▸ **Records supplied**:

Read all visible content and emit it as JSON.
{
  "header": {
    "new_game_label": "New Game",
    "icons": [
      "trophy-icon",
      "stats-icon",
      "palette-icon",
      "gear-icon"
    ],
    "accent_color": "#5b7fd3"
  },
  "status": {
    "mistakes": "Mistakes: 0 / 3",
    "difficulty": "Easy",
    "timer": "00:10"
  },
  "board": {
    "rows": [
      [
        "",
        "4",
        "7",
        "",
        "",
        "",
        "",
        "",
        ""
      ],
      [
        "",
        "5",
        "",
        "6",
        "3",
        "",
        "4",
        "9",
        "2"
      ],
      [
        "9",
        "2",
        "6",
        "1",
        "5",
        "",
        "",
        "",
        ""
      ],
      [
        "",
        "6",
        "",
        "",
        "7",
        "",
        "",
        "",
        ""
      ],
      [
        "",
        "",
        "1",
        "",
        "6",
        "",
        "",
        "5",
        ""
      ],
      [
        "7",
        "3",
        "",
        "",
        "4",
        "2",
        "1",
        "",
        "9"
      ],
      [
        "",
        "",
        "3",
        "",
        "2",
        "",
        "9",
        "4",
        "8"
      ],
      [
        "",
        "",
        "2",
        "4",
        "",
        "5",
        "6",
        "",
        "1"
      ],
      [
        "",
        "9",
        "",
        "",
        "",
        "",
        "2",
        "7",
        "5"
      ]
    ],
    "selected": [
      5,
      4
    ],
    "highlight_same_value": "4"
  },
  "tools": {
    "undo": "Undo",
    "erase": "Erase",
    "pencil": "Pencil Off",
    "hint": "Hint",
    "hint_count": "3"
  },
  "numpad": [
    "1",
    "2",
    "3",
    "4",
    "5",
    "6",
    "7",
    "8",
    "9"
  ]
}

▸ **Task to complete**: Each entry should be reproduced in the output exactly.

▸ **Answer to the problem**:
Read all visible content and emit it as JSON.
{
  "header": {
    "new_game_label": "New Game",
    "icons": [
      "trophy-icon",
      "stats-icon",
      "palette-icon",
      "gear-icon"
    ],
    "accent_color": "#5b7fd3"
  },
  "status": {
    "mistakes": "Mistakes: 0 / 3",
    "difficulty": "Easy",
    "timer": "00:10"
  },
  "board": {
    "rows": [
      [
        "",
        "4",
        "7",
        "",
        "",
        "",
        "",
        "",
        ""
      ],
      [
        "",
        "5",
        "",
        "6",
        "3",
        "",
        "4",
        "9",
        "2"
      ],
      [
        "9",
        "2",
        "6",
        "1",
        "5",
        "",
        "",
        "",
        ""
      ],
      [
        "",
        "6",
        "",
        "",
        "7",
        "",
        "",
        "",
        ""
      ],
      [
        "",
        "",
        "1",
        "",
        "6",
        "",
        "",
        "5",
        ""
      ],
      [
        "7",
        "3",
        "",
        "",
        "4",
        "2",
        "1",
        "",
        "9"
      ],
      [
        "",
        "",
        "3",
        "",
        "2",
        "",
        "9",
        "4",
        "8"
      ],
      [
        "",
        "",
        "2",
        "4",
        "",
        "5",
        "6",
        "",
        "1"
      ],
      [
        "",
        "9",
        "",
        "",
        "",
        "",
        "2",
        "7",
        "5"
      ]
    ],
    "selected": [
      5,
      4
    ],
    "highlight_same_value": "4"
  },
  "tools": {
    "undo": "Undo",
    "erase": "Erase",
    "pencil": "Pencil Off",
    "hint": "Hint",
    "hint_count": "3"
  },
  "numpad": [
    "1",
    "2",
    "3",
    "4",
    "5",
    "6",
    "7",
    "8",
    "9"
  ]
}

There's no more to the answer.